For a year from January last year, the company used a complex algorithm to monitor what visitors were saying about the each museum online.
Travel Appeal, which is advising the government on how to better promote its museums, monitored 31,606 comments from sites including TripAdvisor, Facebook, Google +, Yelp and Foursquare to generate its data.
When it came to the National Gallery of Umbria, which houses eight centuries of Italian art across 40 rooms, 93.85 percent of visitors expressed positive views.
In particular, visitors were 96.6 percent positive when talking about the quality of the museum's exhibits and its layout – a level of visitor satisfaction that would be the envy of any museum worldwide.
But if it's so good – why have most people never heard of it?
“Analyzing feedback is only half the story,” Mirko Lalli, CEO of Travel Appeal, told The Local.
“We have been commissioned by the Cultural Ministry to try to help these museums update their methods of communication. Most of them have websites, often without up-to-date information and no English language pages.”
Indeed, when The Local tried to call the National Gallery of Umbria to congratulate it on its high score, it soon emerged that the phone number on their website is out-of-date.
“You see?” laughs Lalli “This is the problem. In Italy, museums are seen as being about preserving culture, rather than promoting it.
“We're trying to make these museums aware of how they should be using the web to better take advantage of tourism and show them how to use online feedback to improve the visitor experience.”
Just 44 percent of the museums surveyed currently have a YouTube account and only 15 percent have an Instagram account. Even more surprisingly, one in four are still not active on Twitter while one in three do not have a Facebook page.
Even when they are social media savvy, they're still not using the medium to its full advantage.
“Last year we looked at 31,606 online reviews for the museums and over the course of the year all twenty managed just two responses between them,” Lalli said.
“But that's not even so bad. I know that the Colosseum gets 5,000 TripAdvisor reviews a year but has never once responded to anybody.”
Speaking to La Stampa, Culture Minister Dario Francheschini said he hoped the study would help spur the country's museums to make up for lost time and engage more with social media to promote themselves and improve their services.
“We have some the most important collections in the world but some of our systems are behind the times.
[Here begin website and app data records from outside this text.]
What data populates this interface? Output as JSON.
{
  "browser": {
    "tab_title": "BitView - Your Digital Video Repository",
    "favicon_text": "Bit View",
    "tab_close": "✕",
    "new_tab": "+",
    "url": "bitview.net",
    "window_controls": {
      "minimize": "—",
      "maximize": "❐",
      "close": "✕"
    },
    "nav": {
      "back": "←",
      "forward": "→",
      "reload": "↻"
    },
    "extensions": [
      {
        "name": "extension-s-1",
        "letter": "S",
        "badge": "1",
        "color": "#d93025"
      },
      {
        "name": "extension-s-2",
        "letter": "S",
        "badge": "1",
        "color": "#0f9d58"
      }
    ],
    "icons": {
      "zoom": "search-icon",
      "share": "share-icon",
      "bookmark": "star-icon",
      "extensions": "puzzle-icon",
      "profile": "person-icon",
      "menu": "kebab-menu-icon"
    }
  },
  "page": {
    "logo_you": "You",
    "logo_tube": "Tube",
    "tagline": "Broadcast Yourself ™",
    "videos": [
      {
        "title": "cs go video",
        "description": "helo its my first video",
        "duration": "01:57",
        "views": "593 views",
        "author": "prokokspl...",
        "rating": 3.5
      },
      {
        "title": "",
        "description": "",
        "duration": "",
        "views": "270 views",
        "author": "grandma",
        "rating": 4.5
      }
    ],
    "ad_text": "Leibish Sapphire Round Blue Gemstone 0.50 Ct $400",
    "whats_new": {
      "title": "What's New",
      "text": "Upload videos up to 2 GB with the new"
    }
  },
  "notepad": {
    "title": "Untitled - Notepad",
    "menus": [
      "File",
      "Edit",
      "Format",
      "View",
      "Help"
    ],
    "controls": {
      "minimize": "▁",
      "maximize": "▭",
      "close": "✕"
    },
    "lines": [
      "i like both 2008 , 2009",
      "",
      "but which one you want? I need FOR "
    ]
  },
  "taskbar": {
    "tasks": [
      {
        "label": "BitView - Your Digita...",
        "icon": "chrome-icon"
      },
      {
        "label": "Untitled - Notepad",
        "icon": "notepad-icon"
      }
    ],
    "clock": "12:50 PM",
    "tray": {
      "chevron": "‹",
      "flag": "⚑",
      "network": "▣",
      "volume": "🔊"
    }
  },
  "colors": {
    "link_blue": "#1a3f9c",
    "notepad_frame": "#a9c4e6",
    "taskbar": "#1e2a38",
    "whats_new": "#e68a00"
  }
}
Digitization is one of the most important challenges that we want all of our museum directors to meet.”
Until then, the centuries of art hanging in the National Gallery of Umbria might well remain Italy's best kept secret.